**What the task requires**
Could each record be written out again exactly as it stands?

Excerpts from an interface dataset
^^^^^^^^^^^^^^^^
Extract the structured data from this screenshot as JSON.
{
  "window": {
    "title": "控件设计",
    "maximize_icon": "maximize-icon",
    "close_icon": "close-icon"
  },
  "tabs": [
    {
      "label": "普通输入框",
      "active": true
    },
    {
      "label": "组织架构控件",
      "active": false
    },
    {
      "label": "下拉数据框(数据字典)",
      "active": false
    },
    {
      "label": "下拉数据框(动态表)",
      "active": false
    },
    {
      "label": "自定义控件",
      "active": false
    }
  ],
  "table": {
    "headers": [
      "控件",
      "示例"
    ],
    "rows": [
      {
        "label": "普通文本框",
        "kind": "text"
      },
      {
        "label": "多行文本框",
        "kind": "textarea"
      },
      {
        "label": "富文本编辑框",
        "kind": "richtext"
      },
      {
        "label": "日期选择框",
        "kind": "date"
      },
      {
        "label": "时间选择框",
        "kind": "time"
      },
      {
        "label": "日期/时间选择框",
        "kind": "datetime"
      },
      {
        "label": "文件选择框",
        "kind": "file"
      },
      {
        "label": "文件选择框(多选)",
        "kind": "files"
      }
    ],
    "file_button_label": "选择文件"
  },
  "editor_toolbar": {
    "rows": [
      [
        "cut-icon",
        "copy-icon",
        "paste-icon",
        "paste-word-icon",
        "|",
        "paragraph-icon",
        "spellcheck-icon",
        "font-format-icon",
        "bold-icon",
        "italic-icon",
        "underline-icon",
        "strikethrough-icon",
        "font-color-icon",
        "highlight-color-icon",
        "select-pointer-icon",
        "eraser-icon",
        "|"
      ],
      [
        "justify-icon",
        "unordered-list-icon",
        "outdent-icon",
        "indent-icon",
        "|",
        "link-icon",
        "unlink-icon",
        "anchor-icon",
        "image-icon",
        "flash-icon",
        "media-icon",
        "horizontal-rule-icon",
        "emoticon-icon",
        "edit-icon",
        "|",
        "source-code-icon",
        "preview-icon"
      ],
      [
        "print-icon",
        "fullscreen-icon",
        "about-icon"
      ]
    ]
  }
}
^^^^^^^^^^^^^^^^
**Expected output**
Extract the structured data from this screenshot as JSON.
{
  "window": {
    "title": "控件设计",
    "maximize_icon": "maximize-icon",
    "close_icon": "close-icon"
  },
  "tabs": [
    {
      "label": "普通输入框",
      "active": true
    },
    {
      "label": "组织架构控件",
      "active": false
    },
    {
      "label": "下拉数据框(数据字典)",
      "active": false
    },
    {
      "label": "下拉数据框(动态表)",
      "active": false
    },
    {
      "label": "自定义控件",
      "active": false
    }
  ],
  "table": {
    "headers": [
      "控件",
      "示例"
    ],
    "rows": [
      {
        "label": "普通文本框",
        "kind": "text"
      },
      {
        "label": "多行文本框",
        "kind": "textarea"
      },
      {
        "label": "富文本编辑框",
        "kind": "richtext"
      },
      {
        "label": "日期选择框",
        "kind": "date"
      },
      {
        "label": "时间选择框",
        "kind": "time"
      },
      {
        "label": "日期/时间选择框",
        "kind": "datetime"
      },
      {
        "label": "文件选择框",
        "kind": "file"
      },
      {
        "label": "文件选择框(多选)",
        "kind": "files"
      }
    ],
    "file_button_label": "选择文件"
  },
  "editor_toolbar": {
    "rows": [
      [
        "cut-icon",
        "copy-icon",
        "paste-icon",
        "paste-word-icon",
        "|",
        "paragraph-icon",
        "spellcheck-icon",
        "font-format-icon",
        "bold-icon",
        "italic-icon",
        "underline-icon",
        "strikethrough-icon",
        "font-color-icon",
        "highlight-color-icon",
        "select-pointer-icon",
        "eraser-icon",
        "|"
      ],
      [
        "justify-icon",
        "unordered-list-icon",
        "outdent-icon",
        "indent-icon",
        "|",
        "link-icon",
        "unlink-icon",
        "anchor-icon",
        "image-icon",
        "flash-icon",
        "media-icon",
        "horizontal-rule-icon",
        "emoticon-icon",
        "edit-icon",
        "|",
        "source-code-icon",
        "preview-icon"
      ],
      [
        "print-icon",
        "fullscreen-icon",
        "about-icon"
      ]
    ]
  }
}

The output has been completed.